Only lines holding "feed" are needed; copy each of them from the data below.

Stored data
┄┄┄┄┄┄

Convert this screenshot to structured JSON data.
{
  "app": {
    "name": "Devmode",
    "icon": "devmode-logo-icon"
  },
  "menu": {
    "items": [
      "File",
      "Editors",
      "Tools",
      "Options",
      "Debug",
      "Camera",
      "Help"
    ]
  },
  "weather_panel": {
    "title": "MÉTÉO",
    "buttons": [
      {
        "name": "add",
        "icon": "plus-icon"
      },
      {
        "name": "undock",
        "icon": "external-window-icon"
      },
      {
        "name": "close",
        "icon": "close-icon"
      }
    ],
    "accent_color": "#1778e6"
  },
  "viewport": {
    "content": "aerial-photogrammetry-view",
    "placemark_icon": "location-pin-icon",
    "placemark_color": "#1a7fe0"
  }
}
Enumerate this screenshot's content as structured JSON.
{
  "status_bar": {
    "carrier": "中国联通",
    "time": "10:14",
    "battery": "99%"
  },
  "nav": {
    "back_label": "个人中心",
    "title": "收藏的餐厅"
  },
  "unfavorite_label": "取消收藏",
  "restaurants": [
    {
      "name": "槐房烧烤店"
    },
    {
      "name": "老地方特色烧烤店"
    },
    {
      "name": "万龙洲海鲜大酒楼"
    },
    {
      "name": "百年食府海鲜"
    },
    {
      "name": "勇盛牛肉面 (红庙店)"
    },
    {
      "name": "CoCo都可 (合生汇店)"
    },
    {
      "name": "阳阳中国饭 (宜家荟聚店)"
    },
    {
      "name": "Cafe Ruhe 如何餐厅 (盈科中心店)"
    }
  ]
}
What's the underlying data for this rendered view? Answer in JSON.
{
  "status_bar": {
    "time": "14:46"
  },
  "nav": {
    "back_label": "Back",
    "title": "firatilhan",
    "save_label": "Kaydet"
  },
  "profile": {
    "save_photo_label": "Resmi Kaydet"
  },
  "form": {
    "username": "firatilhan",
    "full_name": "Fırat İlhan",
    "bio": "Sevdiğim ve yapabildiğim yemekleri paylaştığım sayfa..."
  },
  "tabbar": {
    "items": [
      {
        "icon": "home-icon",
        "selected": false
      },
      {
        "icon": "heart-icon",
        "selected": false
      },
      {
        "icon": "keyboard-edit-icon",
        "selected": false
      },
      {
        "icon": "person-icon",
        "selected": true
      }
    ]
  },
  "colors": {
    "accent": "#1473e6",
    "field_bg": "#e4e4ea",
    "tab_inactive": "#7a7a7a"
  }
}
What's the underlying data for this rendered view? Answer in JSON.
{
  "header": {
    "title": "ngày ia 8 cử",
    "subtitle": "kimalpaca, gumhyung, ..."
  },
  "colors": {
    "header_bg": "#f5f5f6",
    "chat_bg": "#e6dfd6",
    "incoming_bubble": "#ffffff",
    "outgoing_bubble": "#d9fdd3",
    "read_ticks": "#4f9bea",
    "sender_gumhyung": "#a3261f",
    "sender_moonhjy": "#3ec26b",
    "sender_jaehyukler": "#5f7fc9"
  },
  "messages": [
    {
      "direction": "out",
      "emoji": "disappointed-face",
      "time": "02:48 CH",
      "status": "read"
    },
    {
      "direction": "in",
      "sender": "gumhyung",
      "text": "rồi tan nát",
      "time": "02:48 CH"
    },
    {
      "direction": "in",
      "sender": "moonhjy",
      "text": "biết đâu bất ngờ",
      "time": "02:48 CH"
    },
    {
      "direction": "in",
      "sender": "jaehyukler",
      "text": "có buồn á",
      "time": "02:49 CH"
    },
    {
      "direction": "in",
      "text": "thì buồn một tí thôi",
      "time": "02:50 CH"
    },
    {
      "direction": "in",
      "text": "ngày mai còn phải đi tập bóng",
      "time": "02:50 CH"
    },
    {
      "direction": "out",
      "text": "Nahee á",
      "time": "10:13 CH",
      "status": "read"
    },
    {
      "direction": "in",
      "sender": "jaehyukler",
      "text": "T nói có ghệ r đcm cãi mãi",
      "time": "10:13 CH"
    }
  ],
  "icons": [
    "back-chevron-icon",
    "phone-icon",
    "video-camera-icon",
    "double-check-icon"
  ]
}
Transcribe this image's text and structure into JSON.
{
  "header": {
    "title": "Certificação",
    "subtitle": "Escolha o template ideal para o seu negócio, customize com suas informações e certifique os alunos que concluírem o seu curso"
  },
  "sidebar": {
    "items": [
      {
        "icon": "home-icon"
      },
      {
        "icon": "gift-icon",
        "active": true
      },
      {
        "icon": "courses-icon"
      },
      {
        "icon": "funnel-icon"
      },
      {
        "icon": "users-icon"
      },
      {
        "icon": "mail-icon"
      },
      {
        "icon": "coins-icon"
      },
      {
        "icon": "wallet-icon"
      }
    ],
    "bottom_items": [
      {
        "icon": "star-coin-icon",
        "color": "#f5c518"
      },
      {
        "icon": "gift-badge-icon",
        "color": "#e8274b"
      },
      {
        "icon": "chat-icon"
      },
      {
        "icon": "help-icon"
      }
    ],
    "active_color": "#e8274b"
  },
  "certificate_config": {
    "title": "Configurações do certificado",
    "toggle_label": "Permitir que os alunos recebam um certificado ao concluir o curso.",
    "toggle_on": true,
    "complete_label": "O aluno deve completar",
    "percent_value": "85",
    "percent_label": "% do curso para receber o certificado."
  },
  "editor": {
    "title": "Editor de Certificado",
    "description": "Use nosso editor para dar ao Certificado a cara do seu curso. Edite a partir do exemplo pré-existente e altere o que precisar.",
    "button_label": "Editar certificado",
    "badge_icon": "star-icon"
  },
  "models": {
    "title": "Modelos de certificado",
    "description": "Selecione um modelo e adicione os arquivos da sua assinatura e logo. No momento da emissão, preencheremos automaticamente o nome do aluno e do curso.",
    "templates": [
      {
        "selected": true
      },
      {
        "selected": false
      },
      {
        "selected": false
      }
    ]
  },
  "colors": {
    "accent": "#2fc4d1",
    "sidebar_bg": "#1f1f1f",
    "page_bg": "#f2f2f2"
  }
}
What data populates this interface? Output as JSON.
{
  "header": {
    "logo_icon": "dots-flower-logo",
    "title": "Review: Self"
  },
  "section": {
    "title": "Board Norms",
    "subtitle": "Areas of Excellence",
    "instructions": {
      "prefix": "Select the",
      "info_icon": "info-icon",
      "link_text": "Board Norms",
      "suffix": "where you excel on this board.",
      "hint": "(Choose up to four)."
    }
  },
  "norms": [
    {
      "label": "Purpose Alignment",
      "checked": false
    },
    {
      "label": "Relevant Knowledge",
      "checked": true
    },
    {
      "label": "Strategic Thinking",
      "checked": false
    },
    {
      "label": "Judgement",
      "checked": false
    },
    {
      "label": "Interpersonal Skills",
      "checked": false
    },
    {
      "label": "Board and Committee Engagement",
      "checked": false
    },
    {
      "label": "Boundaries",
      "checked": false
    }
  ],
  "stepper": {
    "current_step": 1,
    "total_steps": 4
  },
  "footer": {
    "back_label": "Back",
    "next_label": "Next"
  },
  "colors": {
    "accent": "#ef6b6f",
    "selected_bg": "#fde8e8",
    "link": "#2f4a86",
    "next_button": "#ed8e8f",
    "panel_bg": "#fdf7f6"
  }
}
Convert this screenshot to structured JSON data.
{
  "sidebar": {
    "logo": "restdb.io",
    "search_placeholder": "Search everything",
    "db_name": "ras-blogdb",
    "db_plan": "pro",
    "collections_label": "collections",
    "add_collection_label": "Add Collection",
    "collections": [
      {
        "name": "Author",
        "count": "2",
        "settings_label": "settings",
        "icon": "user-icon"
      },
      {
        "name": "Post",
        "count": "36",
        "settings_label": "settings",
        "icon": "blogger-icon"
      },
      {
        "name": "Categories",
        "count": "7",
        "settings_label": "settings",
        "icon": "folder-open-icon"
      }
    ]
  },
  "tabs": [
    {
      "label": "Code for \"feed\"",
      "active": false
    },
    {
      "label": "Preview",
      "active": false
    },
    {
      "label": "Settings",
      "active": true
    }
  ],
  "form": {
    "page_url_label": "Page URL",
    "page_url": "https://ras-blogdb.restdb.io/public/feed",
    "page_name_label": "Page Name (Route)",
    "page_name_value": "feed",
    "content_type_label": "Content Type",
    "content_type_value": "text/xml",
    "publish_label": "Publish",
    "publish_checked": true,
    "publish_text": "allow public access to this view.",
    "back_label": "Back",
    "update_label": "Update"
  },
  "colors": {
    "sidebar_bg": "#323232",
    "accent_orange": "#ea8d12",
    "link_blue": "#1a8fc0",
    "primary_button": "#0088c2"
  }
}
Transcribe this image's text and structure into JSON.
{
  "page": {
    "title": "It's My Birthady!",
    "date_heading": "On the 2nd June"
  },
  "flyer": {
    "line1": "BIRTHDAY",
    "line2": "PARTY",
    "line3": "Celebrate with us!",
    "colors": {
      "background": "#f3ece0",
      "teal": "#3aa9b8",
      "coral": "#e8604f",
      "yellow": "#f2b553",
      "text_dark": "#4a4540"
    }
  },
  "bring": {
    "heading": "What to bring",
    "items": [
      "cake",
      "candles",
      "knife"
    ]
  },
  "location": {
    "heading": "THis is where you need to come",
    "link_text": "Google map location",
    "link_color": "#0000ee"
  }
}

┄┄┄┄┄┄

• **EXERCISE ANSWER**
      "label": "Code for \"feed\"",
    "page_url": "https://ras-blogdb.restdb.io/public/feed",
    "page_name_value": "feed",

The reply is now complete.